++++ Source records

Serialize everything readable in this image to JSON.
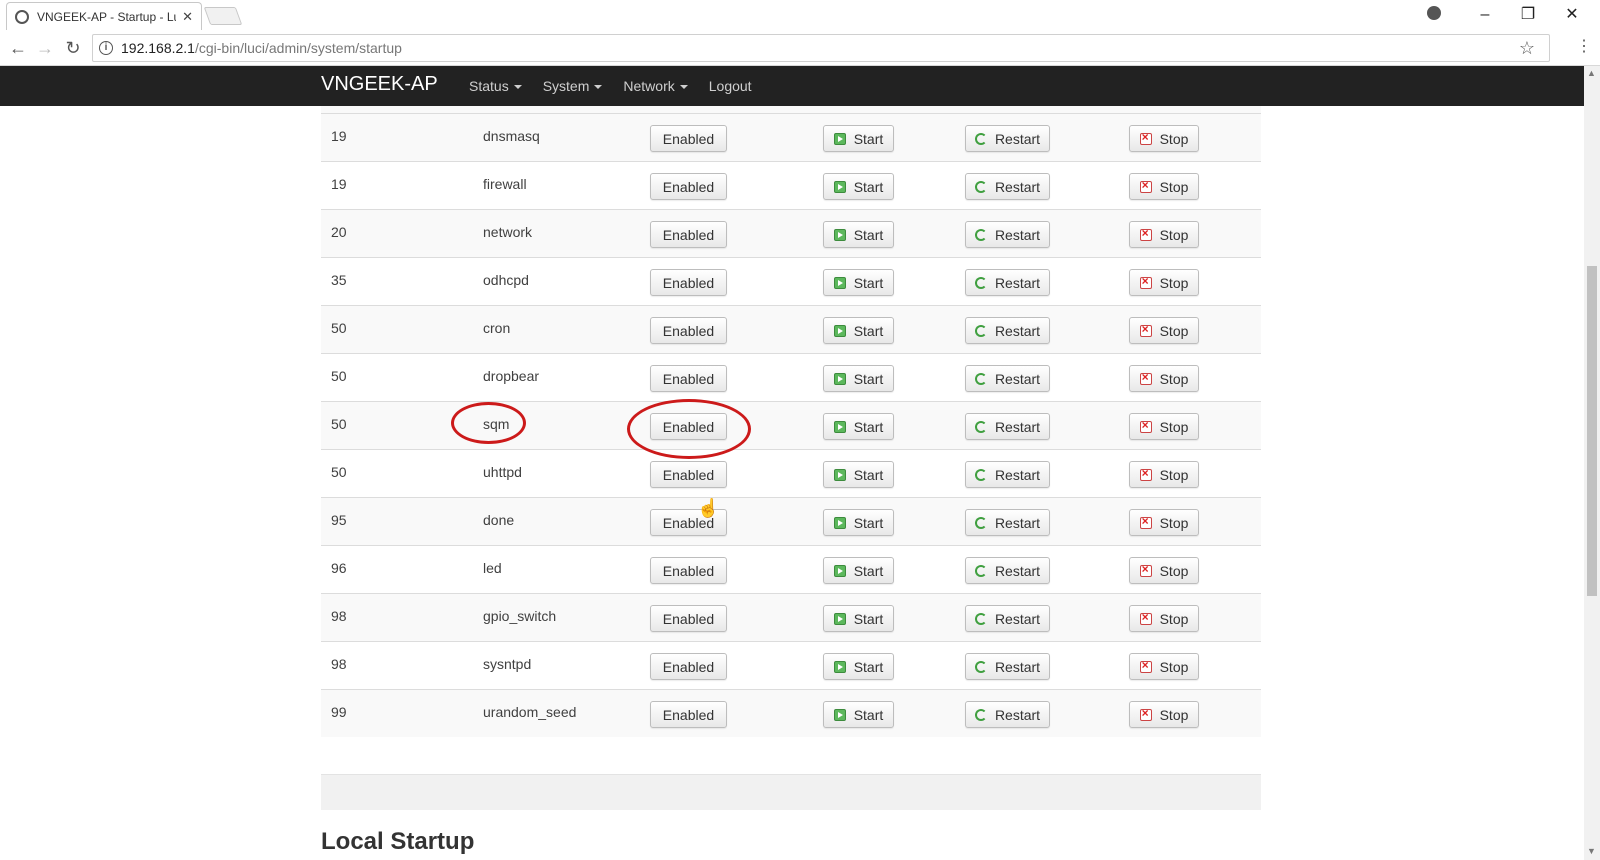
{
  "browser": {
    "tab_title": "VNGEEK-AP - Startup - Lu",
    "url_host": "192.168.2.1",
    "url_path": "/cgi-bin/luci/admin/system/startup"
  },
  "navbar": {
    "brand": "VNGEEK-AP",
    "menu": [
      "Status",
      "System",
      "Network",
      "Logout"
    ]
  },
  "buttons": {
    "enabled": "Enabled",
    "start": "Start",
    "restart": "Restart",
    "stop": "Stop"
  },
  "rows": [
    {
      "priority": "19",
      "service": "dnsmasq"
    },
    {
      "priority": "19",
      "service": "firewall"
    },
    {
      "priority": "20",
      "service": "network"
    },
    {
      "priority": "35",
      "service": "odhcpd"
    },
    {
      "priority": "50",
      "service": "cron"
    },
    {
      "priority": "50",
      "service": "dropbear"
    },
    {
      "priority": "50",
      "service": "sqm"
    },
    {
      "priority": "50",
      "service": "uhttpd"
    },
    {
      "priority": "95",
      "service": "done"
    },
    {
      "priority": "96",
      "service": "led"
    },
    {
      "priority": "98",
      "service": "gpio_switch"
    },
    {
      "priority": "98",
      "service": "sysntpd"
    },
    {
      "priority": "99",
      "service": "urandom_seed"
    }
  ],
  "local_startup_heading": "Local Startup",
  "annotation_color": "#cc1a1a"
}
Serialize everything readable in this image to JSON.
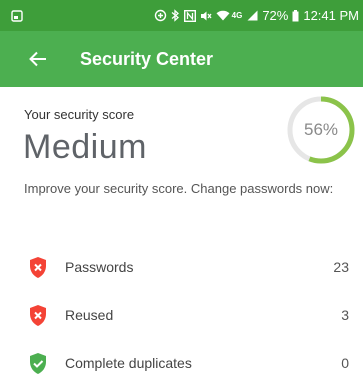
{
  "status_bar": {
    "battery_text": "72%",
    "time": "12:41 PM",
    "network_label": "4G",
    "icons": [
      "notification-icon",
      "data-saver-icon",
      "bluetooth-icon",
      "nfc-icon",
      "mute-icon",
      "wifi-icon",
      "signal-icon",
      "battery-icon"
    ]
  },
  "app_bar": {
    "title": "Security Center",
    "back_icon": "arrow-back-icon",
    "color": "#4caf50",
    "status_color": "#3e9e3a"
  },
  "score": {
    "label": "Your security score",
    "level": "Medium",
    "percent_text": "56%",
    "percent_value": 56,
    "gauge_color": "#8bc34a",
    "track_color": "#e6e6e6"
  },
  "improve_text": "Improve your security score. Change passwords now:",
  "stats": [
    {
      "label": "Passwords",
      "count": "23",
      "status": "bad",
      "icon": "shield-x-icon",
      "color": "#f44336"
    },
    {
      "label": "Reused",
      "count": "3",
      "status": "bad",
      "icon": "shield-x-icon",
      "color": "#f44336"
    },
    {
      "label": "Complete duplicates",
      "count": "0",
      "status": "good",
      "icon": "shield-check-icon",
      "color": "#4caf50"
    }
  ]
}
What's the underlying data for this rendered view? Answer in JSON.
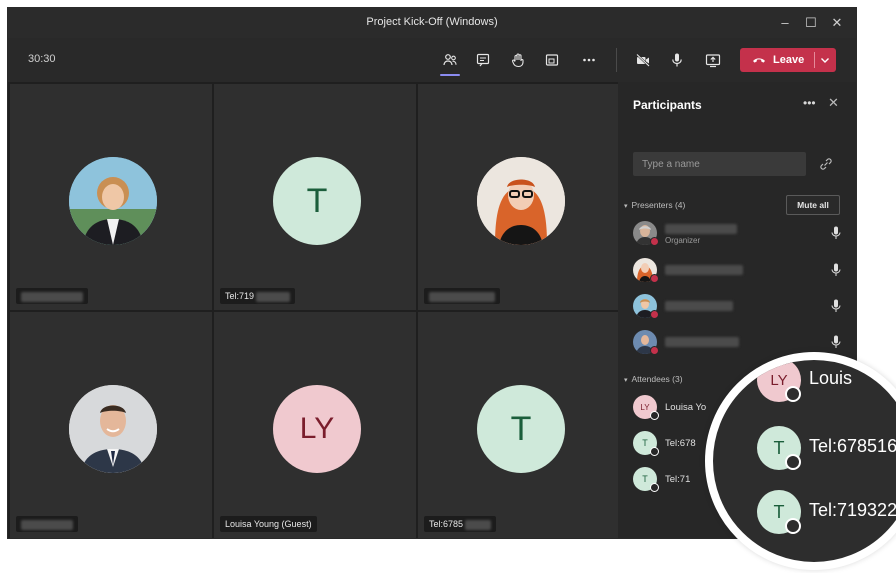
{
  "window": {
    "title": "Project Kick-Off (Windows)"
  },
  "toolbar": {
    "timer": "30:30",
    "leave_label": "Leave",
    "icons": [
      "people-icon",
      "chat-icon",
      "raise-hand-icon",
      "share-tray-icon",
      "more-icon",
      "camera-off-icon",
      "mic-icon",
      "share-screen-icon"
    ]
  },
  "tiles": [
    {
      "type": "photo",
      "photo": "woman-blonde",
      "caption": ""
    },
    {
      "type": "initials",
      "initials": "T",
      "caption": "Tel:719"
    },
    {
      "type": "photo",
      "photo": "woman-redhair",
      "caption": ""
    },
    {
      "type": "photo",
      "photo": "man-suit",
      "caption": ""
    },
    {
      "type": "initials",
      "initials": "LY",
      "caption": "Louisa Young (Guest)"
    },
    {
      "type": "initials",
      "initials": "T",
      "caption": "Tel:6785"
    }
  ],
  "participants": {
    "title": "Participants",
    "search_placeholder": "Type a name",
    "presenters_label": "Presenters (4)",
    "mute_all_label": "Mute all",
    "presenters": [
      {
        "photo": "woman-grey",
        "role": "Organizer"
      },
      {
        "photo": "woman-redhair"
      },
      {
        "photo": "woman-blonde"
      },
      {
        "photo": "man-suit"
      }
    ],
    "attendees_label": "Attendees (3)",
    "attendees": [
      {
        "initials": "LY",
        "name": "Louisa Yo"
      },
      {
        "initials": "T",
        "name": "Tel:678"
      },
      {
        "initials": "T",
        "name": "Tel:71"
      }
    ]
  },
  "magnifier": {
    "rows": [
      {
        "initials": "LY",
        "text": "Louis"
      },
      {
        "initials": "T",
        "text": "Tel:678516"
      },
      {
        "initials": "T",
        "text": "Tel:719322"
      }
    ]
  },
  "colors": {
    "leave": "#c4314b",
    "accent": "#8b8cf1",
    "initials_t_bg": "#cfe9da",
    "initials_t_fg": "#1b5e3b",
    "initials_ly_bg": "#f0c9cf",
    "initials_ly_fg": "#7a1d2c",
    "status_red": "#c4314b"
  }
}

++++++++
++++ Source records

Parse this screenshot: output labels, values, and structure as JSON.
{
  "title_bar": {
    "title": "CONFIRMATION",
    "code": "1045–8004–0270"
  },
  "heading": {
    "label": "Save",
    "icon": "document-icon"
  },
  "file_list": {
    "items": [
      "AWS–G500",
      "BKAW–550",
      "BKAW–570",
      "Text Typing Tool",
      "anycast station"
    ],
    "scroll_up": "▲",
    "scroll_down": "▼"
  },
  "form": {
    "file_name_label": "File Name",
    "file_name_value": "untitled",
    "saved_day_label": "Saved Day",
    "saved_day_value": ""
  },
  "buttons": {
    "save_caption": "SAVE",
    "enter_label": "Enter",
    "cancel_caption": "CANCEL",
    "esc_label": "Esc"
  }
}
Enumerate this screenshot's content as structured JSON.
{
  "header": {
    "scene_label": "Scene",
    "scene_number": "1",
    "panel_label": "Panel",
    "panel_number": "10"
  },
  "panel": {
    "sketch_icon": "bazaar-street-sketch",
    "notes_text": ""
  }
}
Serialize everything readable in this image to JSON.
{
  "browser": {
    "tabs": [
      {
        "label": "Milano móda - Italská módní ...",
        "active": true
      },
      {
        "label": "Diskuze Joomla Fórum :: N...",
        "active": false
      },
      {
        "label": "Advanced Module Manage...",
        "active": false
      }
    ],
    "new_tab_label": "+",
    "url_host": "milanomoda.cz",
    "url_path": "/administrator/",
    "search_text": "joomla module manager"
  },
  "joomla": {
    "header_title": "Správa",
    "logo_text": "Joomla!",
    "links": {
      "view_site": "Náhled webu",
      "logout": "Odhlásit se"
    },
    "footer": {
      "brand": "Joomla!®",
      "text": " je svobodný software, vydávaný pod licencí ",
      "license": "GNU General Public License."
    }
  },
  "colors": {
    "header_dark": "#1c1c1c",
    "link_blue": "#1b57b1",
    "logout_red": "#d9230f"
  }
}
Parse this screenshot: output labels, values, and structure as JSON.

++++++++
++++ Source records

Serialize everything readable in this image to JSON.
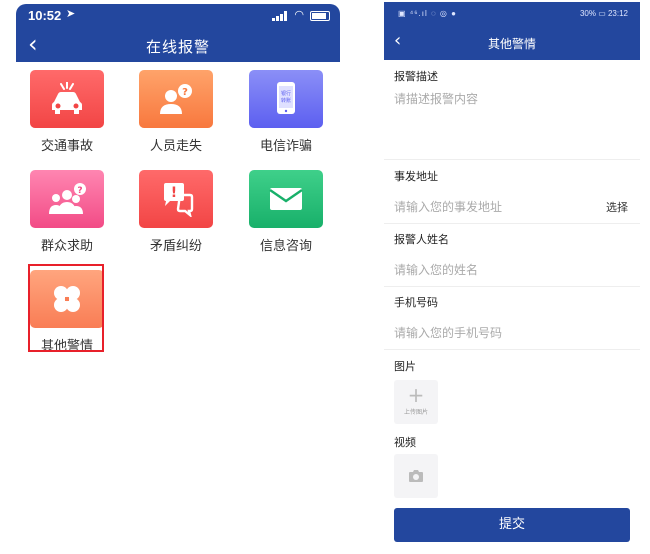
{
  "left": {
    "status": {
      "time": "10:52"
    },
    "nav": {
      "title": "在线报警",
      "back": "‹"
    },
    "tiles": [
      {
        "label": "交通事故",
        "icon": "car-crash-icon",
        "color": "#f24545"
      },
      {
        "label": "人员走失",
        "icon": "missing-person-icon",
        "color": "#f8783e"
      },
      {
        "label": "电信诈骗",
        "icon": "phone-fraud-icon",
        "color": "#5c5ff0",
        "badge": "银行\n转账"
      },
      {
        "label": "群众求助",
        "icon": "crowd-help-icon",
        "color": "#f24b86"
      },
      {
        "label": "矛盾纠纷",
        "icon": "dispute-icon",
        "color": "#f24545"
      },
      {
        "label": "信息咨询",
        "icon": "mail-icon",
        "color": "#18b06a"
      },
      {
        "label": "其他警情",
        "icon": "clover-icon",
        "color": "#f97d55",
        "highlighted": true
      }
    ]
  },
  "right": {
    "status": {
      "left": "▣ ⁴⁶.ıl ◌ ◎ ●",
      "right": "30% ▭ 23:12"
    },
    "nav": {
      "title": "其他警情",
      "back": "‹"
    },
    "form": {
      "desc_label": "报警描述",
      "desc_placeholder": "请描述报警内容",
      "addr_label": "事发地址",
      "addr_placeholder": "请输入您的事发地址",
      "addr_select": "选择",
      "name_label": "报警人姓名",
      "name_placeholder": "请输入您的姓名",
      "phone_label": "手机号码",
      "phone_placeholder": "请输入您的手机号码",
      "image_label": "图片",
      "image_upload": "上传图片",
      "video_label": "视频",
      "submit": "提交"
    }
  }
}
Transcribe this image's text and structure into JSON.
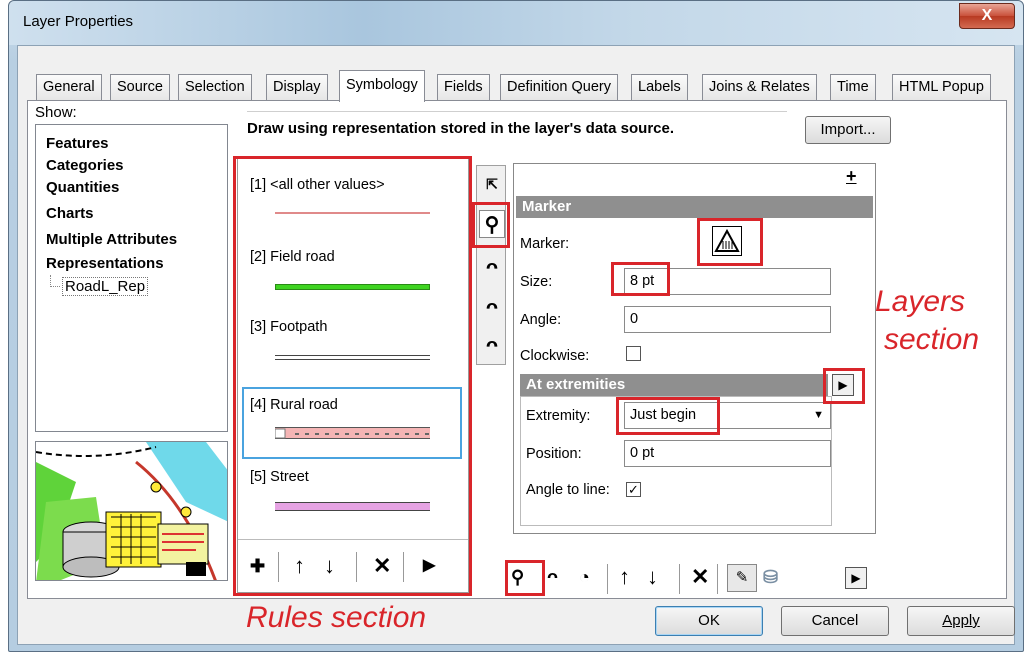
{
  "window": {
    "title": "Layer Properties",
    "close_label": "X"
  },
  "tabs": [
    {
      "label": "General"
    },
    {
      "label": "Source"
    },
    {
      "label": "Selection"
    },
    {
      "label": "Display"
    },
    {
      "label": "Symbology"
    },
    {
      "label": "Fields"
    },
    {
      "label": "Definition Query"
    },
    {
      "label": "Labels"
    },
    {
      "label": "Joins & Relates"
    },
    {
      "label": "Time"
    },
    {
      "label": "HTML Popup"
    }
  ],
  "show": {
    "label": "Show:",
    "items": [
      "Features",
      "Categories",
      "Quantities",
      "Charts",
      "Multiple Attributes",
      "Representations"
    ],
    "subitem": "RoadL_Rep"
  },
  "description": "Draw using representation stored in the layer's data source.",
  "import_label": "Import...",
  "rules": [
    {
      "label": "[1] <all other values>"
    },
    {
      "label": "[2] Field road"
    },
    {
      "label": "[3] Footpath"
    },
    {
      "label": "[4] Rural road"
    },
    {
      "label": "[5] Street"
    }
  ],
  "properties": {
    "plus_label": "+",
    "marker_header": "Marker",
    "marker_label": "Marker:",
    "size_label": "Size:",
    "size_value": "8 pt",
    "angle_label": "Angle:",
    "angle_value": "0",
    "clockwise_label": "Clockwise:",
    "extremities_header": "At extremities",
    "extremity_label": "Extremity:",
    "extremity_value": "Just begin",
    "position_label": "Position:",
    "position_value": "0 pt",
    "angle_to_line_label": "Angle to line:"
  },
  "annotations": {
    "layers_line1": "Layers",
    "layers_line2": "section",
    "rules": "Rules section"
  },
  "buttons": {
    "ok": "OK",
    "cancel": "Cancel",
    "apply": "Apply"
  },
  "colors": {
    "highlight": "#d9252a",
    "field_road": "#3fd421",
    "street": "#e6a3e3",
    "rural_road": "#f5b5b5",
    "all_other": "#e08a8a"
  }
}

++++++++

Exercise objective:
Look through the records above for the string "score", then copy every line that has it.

Your solution:
  "score": {
    "label": "Your security score",
  "improve_text": "Improve your security score. Change passwords now:",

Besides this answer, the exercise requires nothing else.